The irony is that this effort to transform tipped staff into union-wage automatons will encourage deployment of technologies to automate service functions. Businesses will have no other option to offset skyrocketing labor costs alongside required steep increases in meal and drink prices prompting reduced customer purchasing and patronage frequency.

Although Judge Ross had not released a written order at this writing, with the scope of his decision unknown, he ruled from the bench on one of four legal objections. Ross determined the D.C. Board of Elections was not legally constituted when the initiative was approved, due to every single member serving beyond long-expired terms.

Consequently, this ballot measure could survive other legal objections when considered for future elections.

The hospitality professionals who both enjoy working in an occupation of opportunity and serving your meals and libations at local bars and restaurants hope you’ll protect their livelihoods as if your own when and if you end up voting on their wages.

Mark Lee is a long-time entrepreneur and community business advocate. Follow on Twitter: @MarkLeeDC. Reach him at OurBusinessMatters@gmail.com.

9 Comments
  • Come on, Washington Blade. How much longer is Mark Lee going to be allowed to hide behind that generic bio? Considering the topic of this op-ed, he clearly should have been identified as the Executive Director of the D.C. Nightlife Hospitality Association. This is the second time he has been allowed to promote the interests of bar owners on these pages without disclosing his conflict of interest.

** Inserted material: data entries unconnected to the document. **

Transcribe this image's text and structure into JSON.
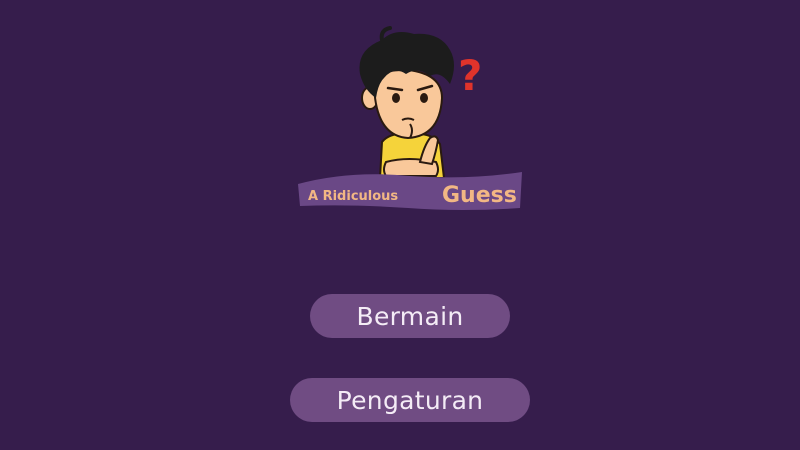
{
  "game": {
    "logo": {
      "title_prefix": "A Ridiculous",
      "title_main": "Guess",
      "question_mark": "?"
    },
    "menu": {
      "play_label": "Bermain",
      "settings_label": "Pengaturan"
    }
  },
  "colors": {
    "background": "#361d4c",
    "button": "#704c83",
    "button_text": "#f4ecf6",
    "banner": "#6a4886",
    "banner_text": "#f2b784",
    "question_mark": "#e0332b",
    "shirt": "#f5d33a",
    "skin": "#f9c89a",
    "hair": "#1c1c1c"
  }
}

  • TO: “I’m Just Sayin'” (Reader Comment: 2/5/16, ~3:30pm):
    FYI – You appear to have overlooked that, in the context of this topic and referencing my first-hand knowledge of the subject matter, I clearly identify my position as the executive director of the D.C. Nightlife Hospitality Association (DCNHA) – see the 5th graf to locate. While you’re at it, you might also choose to actually read the piece before posting your “complaint” …Just Sayin’!!! My standard Blade bio appears in addition and as it has throughout my 5-year tenure as a Washington Blade Contributing Columnist (see publication masthead).

    • Guilty. I stopped reading once I realized it was just another “business good – government inept” diatribes. Who are you going to defend next Walmart?

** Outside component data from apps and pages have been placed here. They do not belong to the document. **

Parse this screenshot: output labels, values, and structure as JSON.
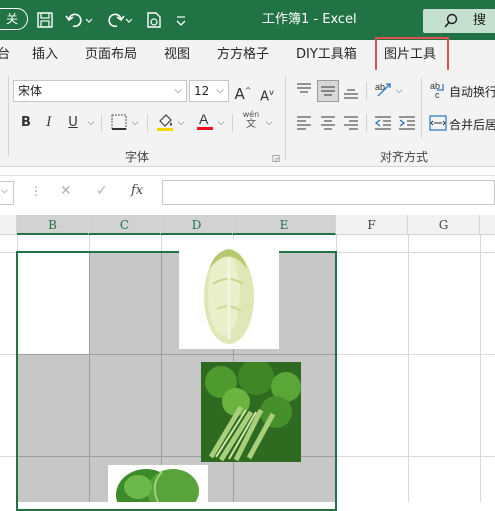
{
  "titlebar": {
    "account_label": "关",
    "title": "工作簿1 - Excel",
    "search_label": "搜",
    "qat_icons": [
      "save-icon",
      "undo-icon",
      "redo-icon",
      "print-preview-icon",
      "customize-qat-icon"
    ]
  },
  "tabs": [
    {
      "label": "台"
    },
    {
      "label": "插入"
    },
    {
      "label": "页面布局"
    },
    {
      "label": "视图"
    },
    {
      "label": "方方格子"
    },
    {
      "label": "DIY工具箱"
    },
    {
      "label": "图片工具"
    }
  ],
  "ribbon": {
    "font_name": "宋体",
    "font_size": "12",
    "bold": "B",
    "italic": "I",
    "underline": "U",
    "phonetic_top": "wén",
    "phonetic_bottom": "文",
    "font_group_label": "字体",
    "align_group_label": "对齐方式",
    "wrap_text_label": "自动换行",
    "merge_label": "合并后居",
    "grow_font": "A",
    "shrink_font": "A",
    "highlight_color": "#f2d800",
    "font_color": "#e81123"
  },
  "formula_bar": {
    "cancel": "✕",
    "enter": "✓",
    "fx": "fx",
    "value": ""
  },
  "grid": {
    "columns": [
      "B",
      "C",
      "D",
      "E",
      "F",
      "G"
    ]
  },
  "images": [
    {
      "name": "chinese-cabbage-image"
    },
    {
      "name": "celery-image"
    },
    {
      "name": "bok-choy-image"
    }
  ]
}
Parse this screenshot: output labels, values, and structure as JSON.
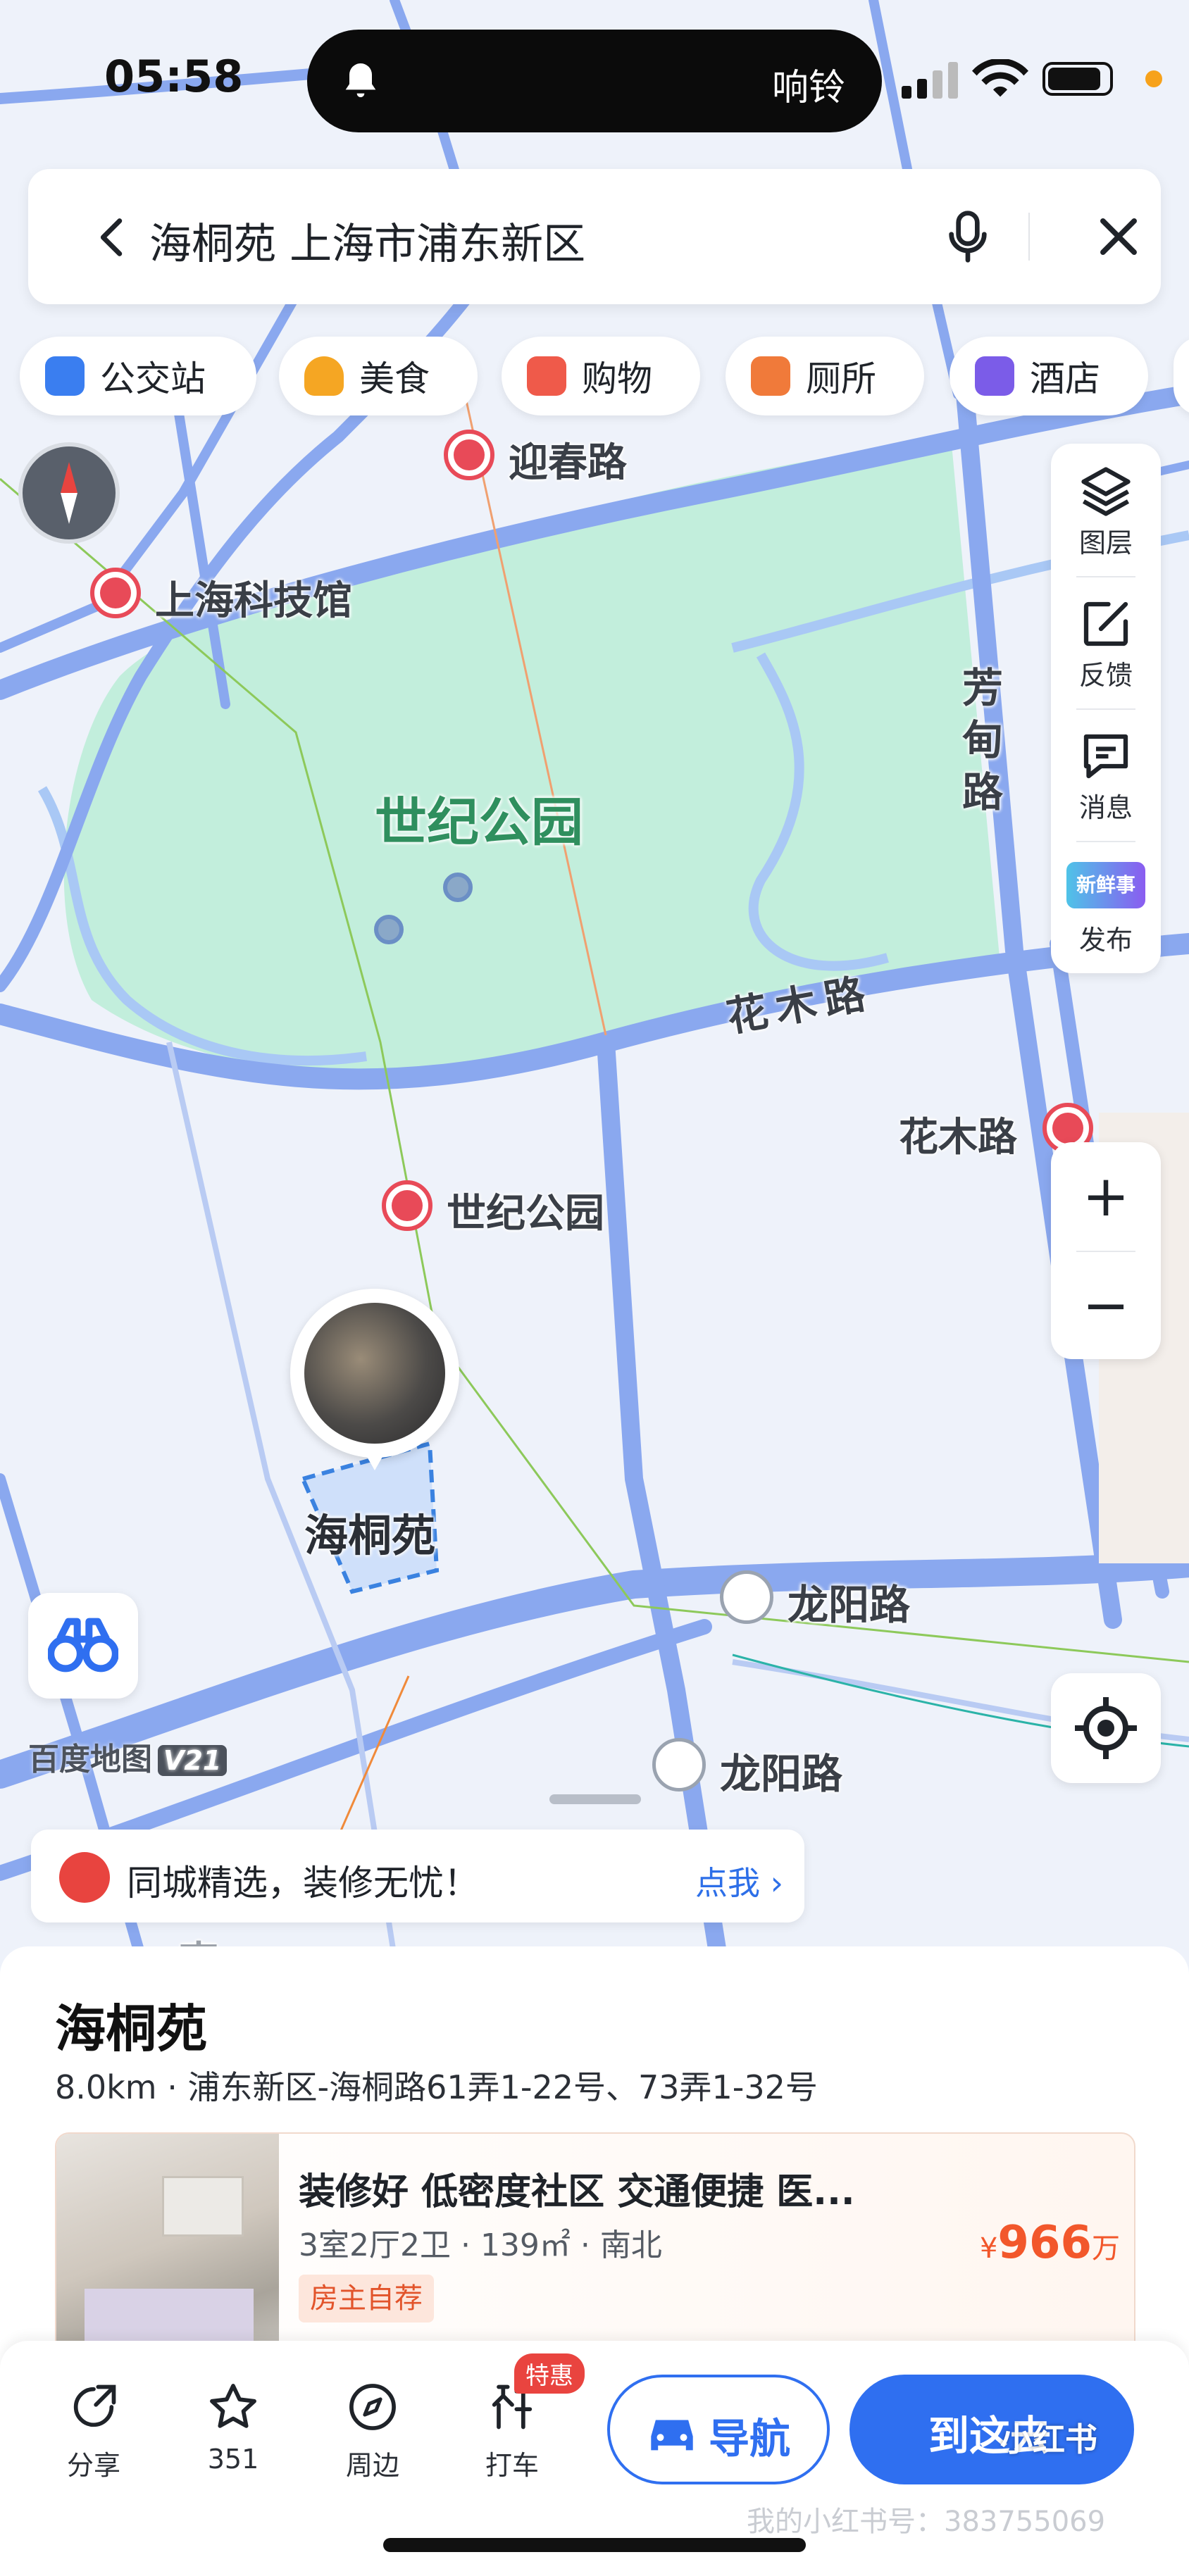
{
  "status_bar": {
    "time": "05:58",
    "notification_label": "响铃",
    "icons": [
      "bell-icon",
      "signal-icon",
      "wifi-icon",
      "battery-icon"
    ]
  },
  "search": {
    "query": "海桐苑 上海市浦东新区",
    "icons": [
      "back-arrow-icon",
      "microphone-icon",
      "close-icon"
    ]
  },
  "categories": [
    {
      "label": "公交站",
      "icon": "bus-stop-icon",
      "color": "#3a7ef0"
    },
    {
      "label": "美食",
      "icon": "food-icon",
      "color": "#f5a623"
    },
    {
      "label": "购物",
      "icon": "shopping-bag-icon",
      "color": "#ef5a4a"
    },
    {
      "label": "厕所",
      "icon": "restroom-icon",
      "color": "#f07a3a"
    },
    {
      "label": "酒店",
      "icon": "hotel-icon",
      "color": "#7b5ce8"
    }
  ],
  "right_toolbar": [
    {
      "label": "图层",
      "icon": "layers-icon"
    },
    {
      "label": "反馈",
      "icon": "feedback-icon"
    },
    {
      "label": "消息",
      "icon": "message-icon"
    },
    {
      "label": "发布",
      "icon": "news-publish-icon",
      "badge_text": "新鲜事"
    }
  ],
  "map": {
    "labels": {
      "park": "世纪公园",
      "fangdian_road": "芳甸路",
      "huamu_road": "花木路",
      "haitongyuan": "海桐苑",
      "longyang_road_1": "龙阳路",
      "longyang_road_2": "龙阳路",
      "south_partial": "南"
    },
    "metro_stations": {
      "yingchun": "迎春路",
      "science_museum": "上海科技馆",
      "huamu": "花木路",
      "century_park": "世纪公园"
    },
    "brand": "百度地图",
    "brand_version": "V21",
    "colors": {
      "road": "#8aa8ef",
      "park": "#c2eedc",
      "metro": "#e84a58",
      "background": "#eef2fa"
    }
  },
  "zoom": {
    "in": "+",
    "out": "−"
  },
  "promo": {
    "text": "同城精选，装修无忧！",
    "link": "点我",
    "link_arrow": "›"
  },
  "place": {
    "name": "海桐苑",
    "meta": "8.0km · 浦东新区-海桐路61弄1-22号、73弄1-32号"
  },
  "listing": {
    "title": "装修好 低密度社区 交通便捷 医...",
    "specs": "3室2厅2卫 · 139㎡ · 南北",
    "tag": "房主自荐",
    "price_currency": "¥",
    "price": "966",
    "price_unit": "万"
  },
  "actions": [
    {
      "label": "分享",
      "icon": "share-icon"
    },
    {
      "label": "351",
      "icon": "star-icon"
    },
    {
      "label": "周边",
      "icon": "compass-icon"
    },
    {
      "label": "打车",
      "icon": "taxi-icon"
    }
  ],
  "taxi_badge": "特惠",
  "nav_button": "导航",
  "go_button": "到这去",
  "watermark": {
    "logo": "小红书",
    "text": "我的小红书号：383755069"
  }
}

      • “I’m Just Sayin”, have you ever worked in the service industry? As a former bartender I would MUCH rather my pay come from my hard work behind the bar rather than be treated like an Burger King register jockey… if you have ever had a drink at a busy bar, you probably would prefer the same.

      • “I’m Just Sayin”, have you ever worked in the service industry? As a former bartender I would MUCH rather my pay come from my hard work behind the bar rather than be treated like a Burger King register jockey… if you have ever ordered a drink at a busy bar, you probably would prefer the same.

  • It’s union bashing pure and simple. The bosses can organize to screw over the workers, but when labor attempts to do the same thing everyone goes nuts.

  • Isn’t this really a relief to business owners who don’t want to pay higher living wages to their workers, rather they want the consumer to subsidize the pay of their workers through tips so they don’t have to do it? They would either have to eat into their profits to cover it or more likely jack up prices to the consumer which they likely would do anyway on the pretext that rents and taxes in the district force them to do it.

    Tips are expected but no one can force a consumer to give a tip for service let alone a big one. The price of parking in the district, paying a cover charge and then outrageously priced drinks already makes going out an expensive proposition every weekend. The attitude that if you aren’t willing or able to spend you should then stay home is arrogant and only hurts your business rather than promote it. People can always go elsewhere.

  • Sham on the Blade for publishing industry talking points without context.

  • Does the DC Nightlife Hospitality Association have any position re tipping in general? Such as, it is good and worthy to tip generously for good service?

© Copyright Brown, Naff, Pitts Omnimedia, Inc. 2019. All rights reserved.